*TASK OBJECTIVE*
All records must be quoted exactly. Omit the pictures.
(EXERCISE DATA Opens)
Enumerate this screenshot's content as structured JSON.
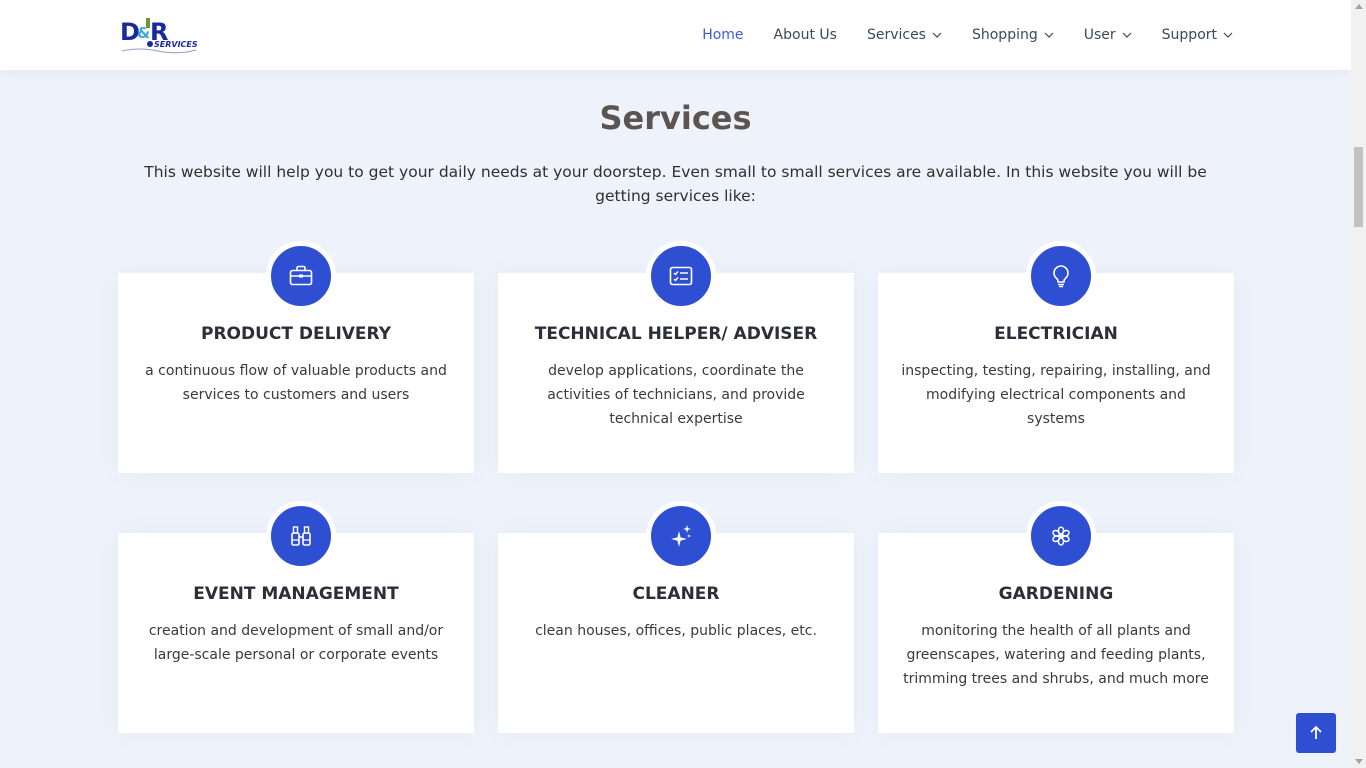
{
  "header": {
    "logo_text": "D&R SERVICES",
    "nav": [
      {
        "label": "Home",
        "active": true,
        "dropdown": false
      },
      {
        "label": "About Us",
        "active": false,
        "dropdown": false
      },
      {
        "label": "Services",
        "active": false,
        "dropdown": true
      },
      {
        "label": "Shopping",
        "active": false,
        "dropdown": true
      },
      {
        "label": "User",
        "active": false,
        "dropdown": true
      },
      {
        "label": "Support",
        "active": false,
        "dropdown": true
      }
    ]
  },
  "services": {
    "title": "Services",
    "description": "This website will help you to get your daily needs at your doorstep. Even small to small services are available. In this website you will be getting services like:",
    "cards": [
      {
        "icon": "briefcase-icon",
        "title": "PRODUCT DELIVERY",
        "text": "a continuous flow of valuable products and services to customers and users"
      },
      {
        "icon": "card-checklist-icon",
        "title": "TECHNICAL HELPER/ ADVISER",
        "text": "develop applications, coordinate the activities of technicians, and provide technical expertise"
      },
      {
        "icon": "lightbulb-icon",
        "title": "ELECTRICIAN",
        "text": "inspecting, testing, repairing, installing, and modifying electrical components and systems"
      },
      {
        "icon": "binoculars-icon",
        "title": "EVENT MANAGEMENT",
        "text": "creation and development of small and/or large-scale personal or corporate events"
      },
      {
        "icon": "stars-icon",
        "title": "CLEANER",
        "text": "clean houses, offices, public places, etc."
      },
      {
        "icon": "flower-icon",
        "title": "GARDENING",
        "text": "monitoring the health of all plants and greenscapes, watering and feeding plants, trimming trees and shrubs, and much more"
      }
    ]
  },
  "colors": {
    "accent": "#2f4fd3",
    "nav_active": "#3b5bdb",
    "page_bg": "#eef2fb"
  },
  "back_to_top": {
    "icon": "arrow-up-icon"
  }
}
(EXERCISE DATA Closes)
*SOLUTION BELOW*
Enumerate this screenshot's content as structured JSON.
{
  "header": {
    "logo_text": "D&R SERVICES",
    "nav": [
      {
        "label": "Home",
        "active": true,
        "dropdown": false
      },
      {
        "label": "About Us",
        "active": false,
        "dropdown": false
      },
      {
        "label": "Services",
        "active": false,
        "dropdown": true
      },
      {
        "label": "Shopping",
        "active": false,
        "dropdown": true
      },
      {
        "label": "User",
        "active": false,
        "dropdown": true
      },
      {
        "label": "Support",
        "active": false,
        "dropdown": true
      }
    ]
  },
  "services": {
    "title": "Services",
    "description": "This website will help you to get your daily needs at your doorstep. Even small to small services are available. In this website you will be getting services like:",
    "cards": [
      {
        "icon": "briefcase-icon",
        "title": "PRODUCT DELIVERY",
        "text": "a continuous flow of valuable products and services to customers and users"
      },
      {
        "icon": "card-checklist-icon",
        "title": "TECHNICAL HELPER/ ADVISER",
        "text": "develop applications, coordinate the activities of technicians, and provide technical expertise"
      },
      {
        "icon": "lightbulb-icon",
        "title": "ELECTRICIAN",
        "text": "inspecting, testing, repairing, installing, and modifying electrical components and systems"
      },
      {
        "icon": "binoculars-icon",
        "title": "EVENT MANAGEMENT",
        "text": "creation and development of small and/or large-scale personal or corporate events"
      },
      {
        "icon": "stars-icon",
        "title": "CLEANER",
        "text": "clean houses, offices, public places, etc."
      },
      {
        "icon": "flower-icon",
        "title": "GARDENING",
        "text": "monitoring the health of all plants and greenscapes, watering and feeding plants, trimming trees and shrubs, and much more"
      }
    ]
  },
  "colors": {
    "accent": "#2f4fd3",
    "nav_active": "#3b5bdb",
    "page_bg": "#eef2fb"
  },
  "back_to_top": {
    "icon": "arrow-up-icon"
  }
}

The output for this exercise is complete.